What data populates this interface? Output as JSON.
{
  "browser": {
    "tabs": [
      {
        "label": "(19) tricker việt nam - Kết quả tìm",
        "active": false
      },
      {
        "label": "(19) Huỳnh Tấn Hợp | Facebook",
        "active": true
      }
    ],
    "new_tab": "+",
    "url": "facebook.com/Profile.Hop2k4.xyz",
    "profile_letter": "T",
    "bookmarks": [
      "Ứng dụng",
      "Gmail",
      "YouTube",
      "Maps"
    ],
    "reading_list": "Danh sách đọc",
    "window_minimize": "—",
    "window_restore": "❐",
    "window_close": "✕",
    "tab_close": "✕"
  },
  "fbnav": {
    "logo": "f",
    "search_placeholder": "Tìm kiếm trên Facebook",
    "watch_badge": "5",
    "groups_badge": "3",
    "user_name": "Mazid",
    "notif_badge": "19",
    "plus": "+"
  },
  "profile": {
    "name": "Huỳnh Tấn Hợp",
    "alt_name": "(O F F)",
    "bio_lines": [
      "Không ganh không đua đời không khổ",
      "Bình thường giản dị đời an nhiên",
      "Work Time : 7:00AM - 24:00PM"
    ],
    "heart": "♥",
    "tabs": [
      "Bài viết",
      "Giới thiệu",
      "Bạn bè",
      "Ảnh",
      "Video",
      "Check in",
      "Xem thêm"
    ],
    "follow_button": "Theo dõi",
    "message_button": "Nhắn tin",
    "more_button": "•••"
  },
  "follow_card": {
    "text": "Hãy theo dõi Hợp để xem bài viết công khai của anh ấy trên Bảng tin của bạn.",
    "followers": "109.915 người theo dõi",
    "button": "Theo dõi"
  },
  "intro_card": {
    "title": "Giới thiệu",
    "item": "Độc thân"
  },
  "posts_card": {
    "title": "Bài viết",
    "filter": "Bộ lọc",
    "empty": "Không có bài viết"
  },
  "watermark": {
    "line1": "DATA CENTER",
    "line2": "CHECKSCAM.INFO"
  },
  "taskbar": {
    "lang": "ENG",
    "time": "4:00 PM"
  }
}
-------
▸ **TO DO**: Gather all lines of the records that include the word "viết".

▸ **RESULT FOR THIS EXERCISE**:
      "Bài viết",
    "text": "Hãy theo dõi Hợp để xem bài viết công khai của anh ấy trên Bảng tin của bạn.",
    "title": "Bài viết",
    "empty": "Không có bài viết"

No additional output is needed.